Sunnis by country
Figures in 1000.
Last column: % Sunnis of the populationAlgeria32,80099.0%Bahrain17024.0%Egypt64,60090.0%Iran7,00010.0%Iraq9,00036.0%Israel95016.0%Jordan4,70080.0%Kuwait1,60058.0%Lebanon75020.0%Libya5,60097.0%Mauritania3,100100.0%Morocco31,10099.7%Oman38014.0%Palestine3,70086.0%Qatar50076.0%Saudi Arabia19,00076.0%Spanish North Africa3527.0%Sudan27,50069.0%Syria14,40072.0%Tunisia10,07099.7%Turkey55,00075.0%United Arab Emirates2,20047.0%Western Sahara900100.0%Yemen12,50053.0%Total *)307,60067.0%
*) Calculated for the total population of North Africa and the Middle East, approx. 460,000,000.
Main group in Islam, making up 90% of the religion’s adherents. Has been dominating almost continuously since 661, when the Shi’is departed from the main fold (the Kharijis left in 658). Sunni Islam claims to be the continuation of the Islam as it was defined through the revelations given to Muhammad and his life, a claim which is substantiated through the fact that Shi’i Islam for a number of decades had very little following and had no real, formal organization. As for the theology, Sunni Islam represents no more of a continuation of Islam than the other orientations.
Hence one should be careful about thinking of Sunni Islam as mainstream Islam, and clearly refrain from calling it “orthodox”. None of the 3 orientations of Islam coming out of the schisms of the 7th century, can do no less than trace their origins back to the very first Muslim societies, and for the bystander none of the orientations must be deemed as inferior to the others.
Sunni Islam has its name from its identification with the importance of the Sunna (the examples from the hadiths), which earlier than in Shi’i Islam was established as a central element in Islam, and central to understanding the full truth in the religion. There was a need to establishing a law, called Shari’a (for which the hadiths served as a central source), as Sunni Islam was the religious orientation of the rulers, while the Shi’is did not establish administrative organizations for yet a long time to come.
The actual theological and ritual differences between Sunni and Shi’i Islam, came over a couple of centuries with development. For a long time, Sunni Islam was defined from Shi’i Islam by its adherence to the Caliph as the leader of the Muslim world. But there are many small and some large differences between Sunni and the other orientations, in all aspects of the religion. Sunni and Shi’i Islam share only three core doctrines, oneness of God, the belief in the revelations of Muhammad, and the belief in resurrection on the Day of Judgment.
Sunni Islam has a different set of hadiths from Shi’i Islam.

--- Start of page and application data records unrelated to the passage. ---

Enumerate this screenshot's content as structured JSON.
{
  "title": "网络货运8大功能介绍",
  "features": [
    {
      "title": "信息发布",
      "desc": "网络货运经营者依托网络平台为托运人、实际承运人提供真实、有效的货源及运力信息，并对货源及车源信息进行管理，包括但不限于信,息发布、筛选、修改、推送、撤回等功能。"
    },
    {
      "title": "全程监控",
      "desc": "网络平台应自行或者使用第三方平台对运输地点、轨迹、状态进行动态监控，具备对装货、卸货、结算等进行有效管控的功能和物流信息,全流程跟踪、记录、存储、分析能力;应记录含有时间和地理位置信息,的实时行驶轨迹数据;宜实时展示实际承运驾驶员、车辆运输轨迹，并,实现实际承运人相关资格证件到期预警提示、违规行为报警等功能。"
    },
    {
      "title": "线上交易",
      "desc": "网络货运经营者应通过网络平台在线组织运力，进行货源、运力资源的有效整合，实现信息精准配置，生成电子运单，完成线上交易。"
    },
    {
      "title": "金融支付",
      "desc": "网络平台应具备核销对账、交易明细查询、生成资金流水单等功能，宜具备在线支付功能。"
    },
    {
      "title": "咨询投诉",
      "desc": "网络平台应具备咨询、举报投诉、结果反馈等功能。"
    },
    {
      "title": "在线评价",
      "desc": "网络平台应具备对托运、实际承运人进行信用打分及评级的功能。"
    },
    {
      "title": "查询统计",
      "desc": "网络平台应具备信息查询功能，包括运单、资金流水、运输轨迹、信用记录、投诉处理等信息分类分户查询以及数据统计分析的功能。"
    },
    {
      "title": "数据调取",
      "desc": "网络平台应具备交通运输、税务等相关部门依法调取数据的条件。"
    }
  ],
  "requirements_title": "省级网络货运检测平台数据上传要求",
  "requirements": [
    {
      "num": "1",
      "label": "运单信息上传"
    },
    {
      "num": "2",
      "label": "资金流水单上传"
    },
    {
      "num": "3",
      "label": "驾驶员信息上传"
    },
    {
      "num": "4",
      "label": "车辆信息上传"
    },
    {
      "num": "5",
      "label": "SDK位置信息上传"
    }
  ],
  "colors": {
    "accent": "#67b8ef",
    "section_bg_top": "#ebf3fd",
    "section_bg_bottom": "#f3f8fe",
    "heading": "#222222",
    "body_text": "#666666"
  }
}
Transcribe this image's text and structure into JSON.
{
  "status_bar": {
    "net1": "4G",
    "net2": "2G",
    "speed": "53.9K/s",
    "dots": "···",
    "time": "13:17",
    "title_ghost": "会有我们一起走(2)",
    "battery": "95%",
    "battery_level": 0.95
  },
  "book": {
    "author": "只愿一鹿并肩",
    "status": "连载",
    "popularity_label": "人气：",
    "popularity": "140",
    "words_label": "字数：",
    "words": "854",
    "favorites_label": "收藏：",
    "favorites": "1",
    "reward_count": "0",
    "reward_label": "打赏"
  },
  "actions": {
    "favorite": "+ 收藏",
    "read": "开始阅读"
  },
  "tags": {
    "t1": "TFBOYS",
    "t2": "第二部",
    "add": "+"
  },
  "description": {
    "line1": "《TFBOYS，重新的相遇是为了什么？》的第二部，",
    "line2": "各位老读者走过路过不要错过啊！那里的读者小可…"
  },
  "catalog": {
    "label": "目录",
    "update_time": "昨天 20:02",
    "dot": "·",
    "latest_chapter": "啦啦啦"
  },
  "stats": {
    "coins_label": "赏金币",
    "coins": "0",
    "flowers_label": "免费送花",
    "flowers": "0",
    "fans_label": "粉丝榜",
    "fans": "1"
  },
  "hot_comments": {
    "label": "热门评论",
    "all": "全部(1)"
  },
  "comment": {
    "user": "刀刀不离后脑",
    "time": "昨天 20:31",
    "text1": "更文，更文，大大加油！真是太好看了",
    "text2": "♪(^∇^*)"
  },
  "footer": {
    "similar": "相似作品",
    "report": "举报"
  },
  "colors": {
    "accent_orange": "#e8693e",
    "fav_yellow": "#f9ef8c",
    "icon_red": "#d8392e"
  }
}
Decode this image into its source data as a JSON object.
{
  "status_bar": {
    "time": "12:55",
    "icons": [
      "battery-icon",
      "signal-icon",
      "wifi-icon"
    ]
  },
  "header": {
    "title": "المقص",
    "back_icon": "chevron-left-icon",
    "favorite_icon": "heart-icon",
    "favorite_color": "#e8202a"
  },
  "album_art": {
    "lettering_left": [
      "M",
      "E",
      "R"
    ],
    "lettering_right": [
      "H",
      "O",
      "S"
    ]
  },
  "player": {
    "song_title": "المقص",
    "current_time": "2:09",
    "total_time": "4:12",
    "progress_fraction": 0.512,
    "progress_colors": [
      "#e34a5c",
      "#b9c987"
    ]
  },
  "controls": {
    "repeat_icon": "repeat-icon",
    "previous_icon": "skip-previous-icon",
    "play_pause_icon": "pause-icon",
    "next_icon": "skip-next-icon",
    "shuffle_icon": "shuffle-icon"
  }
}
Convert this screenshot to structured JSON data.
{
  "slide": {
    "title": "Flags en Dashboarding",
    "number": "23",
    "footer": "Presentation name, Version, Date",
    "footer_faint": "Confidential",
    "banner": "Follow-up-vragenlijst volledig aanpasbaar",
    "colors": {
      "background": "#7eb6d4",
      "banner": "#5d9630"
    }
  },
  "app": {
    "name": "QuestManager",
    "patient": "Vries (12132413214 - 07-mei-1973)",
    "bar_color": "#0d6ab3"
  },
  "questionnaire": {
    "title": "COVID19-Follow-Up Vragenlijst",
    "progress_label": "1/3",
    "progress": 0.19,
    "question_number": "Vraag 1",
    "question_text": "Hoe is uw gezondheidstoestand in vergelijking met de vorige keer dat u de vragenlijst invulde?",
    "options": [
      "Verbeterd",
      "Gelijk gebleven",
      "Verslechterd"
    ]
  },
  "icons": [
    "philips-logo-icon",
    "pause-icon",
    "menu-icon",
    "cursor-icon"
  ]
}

Sunni Islam puts far more importance into the hajj to Mecca, while Shi’i Islam has some other very important pilgrimages as well. Sunni Islam revere Ali, but does not hold him up as the only true continuation of the tradition from Muhammad, and has no emphasis on him bringing on a divine light from the Prophet.